"It's a shock for Felix and me. After he was informed of the decision, he could not come to his senses for several minutes," Evgenia Lagunova said anxiously after a telephone conversation with her husband.- Now there is continuous uncertainty: how will this decision affect the future of our family? Will Felix be able to stay in the country after his release, or will we be separated again for a long time?"
"Felix Makhammadiev had not yet had time to recover from the beatings in the colony and urgent surgery, as another blow followed," said Yaroslav Sivulsky, a representative of the European Association of Jehovah's Witnesses, "The termination of his citizenship after 18 years of law-abiding residence in Russia is a direct result of unfair criminal prosecution for his religious beliefs."

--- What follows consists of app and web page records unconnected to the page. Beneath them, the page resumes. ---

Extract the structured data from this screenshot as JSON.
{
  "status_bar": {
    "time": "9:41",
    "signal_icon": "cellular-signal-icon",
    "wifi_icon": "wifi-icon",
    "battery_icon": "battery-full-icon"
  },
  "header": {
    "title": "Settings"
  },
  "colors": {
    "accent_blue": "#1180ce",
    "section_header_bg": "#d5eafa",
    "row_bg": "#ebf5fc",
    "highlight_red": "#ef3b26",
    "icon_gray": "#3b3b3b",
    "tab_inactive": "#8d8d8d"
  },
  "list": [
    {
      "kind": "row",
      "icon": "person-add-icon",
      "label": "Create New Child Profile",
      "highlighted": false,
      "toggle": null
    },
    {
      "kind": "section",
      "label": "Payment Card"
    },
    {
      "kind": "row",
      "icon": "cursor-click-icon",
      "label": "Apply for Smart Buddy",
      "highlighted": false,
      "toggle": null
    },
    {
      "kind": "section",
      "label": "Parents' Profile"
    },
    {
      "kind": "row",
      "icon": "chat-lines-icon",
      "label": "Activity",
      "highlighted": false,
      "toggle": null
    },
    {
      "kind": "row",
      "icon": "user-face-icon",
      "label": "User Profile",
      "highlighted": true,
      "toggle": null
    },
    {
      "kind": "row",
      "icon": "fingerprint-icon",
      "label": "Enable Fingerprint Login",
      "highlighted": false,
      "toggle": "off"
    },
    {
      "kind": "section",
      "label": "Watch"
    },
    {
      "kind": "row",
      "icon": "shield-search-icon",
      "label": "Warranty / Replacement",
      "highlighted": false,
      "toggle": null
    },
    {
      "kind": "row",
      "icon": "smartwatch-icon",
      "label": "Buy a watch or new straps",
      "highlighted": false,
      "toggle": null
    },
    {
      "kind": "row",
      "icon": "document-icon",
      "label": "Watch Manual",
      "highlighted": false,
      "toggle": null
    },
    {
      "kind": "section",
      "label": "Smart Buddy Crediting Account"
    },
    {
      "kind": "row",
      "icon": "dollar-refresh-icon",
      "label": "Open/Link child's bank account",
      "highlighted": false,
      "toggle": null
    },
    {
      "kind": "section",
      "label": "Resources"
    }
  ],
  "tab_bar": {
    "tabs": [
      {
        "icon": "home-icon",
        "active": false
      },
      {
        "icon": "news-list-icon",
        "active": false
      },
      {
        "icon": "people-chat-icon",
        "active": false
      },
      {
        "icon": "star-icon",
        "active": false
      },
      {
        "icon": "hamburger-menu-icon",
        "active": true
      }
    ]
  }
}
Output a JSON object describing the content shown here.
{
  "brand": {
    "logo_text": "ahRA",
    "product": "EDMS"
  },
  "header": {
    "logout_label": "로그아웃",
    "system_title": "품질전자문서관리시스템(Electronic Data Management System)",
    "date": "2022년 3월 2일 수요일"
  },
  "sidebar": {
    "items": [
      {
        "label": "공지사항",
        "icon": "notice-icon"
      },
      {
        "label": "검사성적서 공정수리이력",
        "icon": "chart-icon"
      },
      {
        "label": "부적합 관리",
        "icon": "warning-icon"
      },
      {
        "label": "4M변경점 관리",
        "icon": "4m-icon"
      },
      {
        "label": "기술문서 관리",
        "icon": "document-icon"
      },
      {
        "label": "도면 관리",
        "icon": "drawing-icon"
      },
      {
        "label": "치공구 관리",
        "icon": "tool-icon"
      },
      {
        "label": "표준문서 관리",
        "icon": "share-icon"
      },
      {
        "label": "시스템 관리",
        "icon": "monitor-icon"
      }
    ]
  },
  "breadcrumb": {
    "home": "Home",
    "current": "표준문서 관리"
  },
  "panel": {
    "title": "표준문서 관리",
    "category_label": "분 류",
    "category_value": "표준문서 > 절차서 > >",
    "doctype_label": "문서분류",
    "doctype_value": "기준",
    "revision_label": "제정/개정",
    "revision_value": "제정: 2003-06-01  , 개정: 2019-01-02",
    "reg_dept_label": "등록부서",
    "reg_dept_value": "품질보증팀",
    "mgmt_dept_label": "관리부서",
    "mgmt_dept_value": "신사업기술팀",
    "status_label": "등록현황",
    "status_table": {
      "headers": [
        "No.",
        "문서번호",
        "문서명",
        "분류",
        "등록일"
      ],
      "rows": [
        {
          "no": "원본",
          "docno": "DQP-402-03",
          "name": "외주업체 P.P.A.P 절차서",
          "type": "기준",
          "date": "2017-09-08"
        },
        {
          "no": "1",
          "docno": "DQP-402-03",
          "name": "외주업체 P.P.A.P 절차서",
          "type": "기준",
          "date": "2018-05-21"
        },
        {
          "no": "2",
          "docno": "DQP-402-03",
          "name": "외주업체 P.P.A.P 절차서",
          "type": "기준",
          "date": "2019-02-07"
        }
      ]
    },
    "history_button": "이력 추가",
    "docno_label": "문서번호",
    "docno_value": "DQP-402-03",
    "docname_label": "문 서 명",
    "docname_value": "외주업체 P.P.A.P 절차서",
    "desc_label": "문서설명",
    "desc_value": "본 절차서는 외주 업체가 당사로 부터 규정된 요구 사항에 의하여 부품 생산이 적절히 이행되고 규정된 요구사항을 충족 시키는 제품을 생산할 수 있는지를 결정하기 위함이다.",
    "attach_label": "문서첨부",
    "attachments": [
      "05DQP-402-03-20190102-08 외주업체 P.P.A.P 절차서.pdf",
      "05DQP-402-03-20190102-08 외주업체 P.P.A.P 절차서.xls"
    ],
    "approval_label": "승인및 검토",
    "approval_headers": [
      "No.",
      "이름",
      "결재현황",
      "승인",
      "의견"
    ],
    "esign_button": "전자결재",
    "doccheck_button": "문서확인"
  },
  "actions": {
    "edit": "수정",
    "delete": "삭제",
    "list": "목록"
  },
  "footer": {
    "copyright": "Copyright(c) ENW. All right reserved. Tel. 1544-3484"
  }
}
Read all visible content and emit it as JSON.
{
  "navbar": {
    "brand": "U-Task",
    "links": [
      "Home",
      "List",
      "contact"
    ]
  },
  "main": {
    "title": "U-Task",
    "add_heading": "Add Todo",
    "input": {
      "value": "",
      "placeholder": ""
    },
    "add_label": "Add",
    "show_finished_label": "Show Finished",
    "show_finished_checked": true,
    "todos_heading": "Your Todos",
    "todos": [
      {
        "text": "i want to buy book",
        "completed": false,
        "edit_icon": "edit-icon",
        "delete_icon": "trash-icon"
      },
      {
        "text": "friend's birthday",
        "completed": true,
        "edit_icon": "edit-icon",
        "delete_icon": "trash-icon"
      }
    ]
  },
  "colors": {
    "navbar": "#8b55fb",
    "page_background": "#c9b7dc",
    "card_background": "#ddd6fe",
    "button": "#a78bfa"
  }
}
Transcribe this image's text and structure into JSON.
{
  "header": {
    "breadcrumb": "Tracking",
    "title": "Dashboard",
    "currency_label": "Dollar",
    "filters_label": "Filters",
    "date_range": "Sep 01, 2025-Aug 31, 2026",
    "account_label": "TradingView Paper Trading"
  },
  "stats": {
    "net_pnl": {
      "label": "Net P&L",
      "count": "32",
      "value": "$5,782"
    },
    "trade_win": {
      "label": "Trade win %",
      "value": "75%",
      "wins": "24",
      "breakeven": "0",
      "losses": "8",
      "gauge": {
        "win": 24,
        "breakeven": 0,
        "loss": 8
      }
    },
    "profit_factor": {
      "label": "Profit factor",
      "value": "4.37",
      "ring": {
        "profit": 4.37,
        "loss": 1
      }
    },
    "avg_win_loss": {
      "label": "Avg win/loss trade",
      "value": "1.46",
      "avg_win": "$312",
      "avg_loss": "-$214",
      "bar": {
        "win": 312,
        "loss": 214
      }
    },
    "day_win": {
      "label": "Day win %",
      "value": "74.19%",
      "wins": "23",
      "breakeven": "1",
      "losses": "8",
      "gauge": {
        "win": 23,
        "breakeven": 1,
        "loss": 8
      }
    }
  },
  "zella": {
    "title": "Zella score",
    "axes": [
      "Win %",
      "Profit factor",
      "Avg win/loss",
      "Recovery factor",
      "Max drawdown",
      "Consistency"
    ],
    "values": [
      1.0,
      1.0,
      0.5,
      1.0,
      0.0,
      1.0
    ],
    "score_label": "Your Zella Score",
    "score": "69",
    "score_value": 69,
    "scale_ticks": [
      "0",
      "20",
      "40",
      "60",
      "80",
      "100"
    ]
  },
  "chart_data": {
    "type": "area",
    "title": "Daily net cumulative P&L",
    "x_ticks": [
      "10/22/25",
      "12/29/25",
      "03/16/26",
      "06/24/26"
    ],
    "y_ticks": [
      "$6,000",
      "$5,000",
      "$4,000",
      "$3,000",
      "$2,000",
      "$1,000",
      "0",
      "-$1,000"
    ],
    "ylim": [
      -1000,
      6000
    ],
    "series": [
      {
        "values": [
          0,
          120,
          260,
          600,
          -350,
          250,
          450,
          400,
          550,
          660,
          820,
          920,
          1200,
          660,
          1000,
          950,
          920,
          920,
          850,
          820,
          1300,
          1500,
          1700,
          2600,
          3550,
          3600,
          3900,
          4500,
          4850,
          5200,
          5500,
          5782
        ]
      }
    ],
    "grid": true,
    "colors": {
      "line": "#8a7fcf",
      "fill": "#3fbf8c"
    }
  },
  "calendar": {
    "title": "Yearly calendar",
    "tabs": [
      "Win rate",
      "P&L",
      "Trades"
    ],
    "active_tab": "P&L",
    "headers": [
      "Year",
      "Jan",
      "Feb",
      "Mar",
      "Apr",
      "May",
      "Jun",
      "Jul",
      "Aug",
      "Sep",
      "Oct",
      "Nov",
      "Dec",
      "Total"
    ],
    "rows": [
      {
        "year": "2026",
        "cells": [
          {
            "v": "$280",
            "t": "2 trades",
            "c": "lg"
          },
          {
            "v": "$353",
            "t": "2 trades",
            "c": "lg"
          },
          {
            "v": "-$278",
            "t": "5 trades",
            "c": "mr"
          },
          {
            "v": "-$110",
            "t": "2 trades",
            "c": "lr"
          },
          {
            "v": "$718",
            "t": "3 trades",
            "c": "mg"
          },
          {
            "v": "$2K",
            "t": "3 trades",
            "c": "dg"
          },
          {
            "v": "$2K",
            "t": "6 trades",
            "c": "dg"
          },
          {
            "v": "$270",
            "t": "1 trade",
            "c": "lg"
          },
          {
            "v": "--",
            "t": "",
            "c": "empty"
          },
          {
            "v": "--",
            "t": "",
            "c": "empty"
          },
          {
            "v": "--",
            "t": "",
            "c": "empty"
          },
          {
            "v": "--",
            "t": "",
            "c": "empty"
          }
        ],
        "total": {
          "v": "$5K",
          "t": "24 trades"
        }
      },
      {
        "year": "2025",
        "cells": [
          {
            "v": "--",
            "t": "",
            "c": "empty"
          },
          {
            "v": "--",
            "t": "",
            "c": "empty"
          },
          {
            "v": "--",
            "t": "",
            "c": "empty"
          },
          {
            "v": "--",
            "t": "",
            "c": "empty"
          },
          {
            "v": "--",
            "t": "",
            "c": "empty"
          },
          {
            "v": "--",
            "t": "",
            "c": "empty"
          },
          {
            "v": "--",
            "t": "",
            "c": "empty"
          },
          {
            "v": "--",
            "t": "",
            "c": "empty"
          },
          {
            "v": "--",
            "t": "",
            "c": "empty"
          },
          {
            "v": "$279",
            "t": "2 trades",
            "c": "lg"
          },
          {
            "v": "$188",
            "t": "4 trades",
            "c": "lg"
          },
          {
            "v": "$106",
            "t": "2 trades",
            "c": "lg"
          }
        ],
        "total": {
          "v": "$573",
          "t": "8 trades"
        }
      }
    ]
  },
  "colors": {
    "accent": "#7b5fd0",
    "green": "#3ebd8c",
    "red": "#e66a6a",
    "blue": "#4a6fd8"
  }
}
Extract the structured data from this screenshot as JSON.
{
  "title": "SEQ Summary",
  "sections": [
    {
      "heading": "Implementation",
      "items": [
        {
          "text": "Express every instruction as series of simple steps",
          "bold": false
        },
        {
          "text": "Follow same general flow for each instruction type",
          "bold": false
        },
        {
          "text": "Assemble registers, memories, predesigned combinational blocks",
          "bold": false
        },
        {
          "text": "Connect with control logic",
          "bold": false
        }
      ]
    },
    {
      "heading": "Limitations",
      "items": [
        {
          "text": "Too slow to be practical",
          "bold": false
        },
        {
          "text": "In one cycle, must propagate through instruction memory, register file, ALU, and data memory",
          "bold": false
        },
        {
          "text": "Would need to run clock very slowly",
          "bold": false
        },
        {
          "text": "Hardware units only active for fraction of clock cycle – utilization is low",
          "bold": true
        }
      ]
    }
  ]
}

"Entire families of our fellow believers abandon everything and, in order to save their children, flee abroad to ask for political asylum," the wives of citizens arrested for their faith wrote in a collective letter. Refugees are active civilians of various professions who paid taxes, supporting the economy. "If earlier it was about the fact that Russia is not trying to keep them, now it simply expels them on religious grounds. Moreover, this is happening despite the official position of the president, who was perplexed about the persecution of Jehovah's Witnesses," notes Yaroslav Sivulsky.
The vague wording of Russian legislation on extremism has been the subject of criticism by legal scholars and human rights activists both in Russia and abroad. According to experts, the term “extremism” is inapplicable to the activities of Jehovah's Witnesses, and their persecution must be stopped immediately.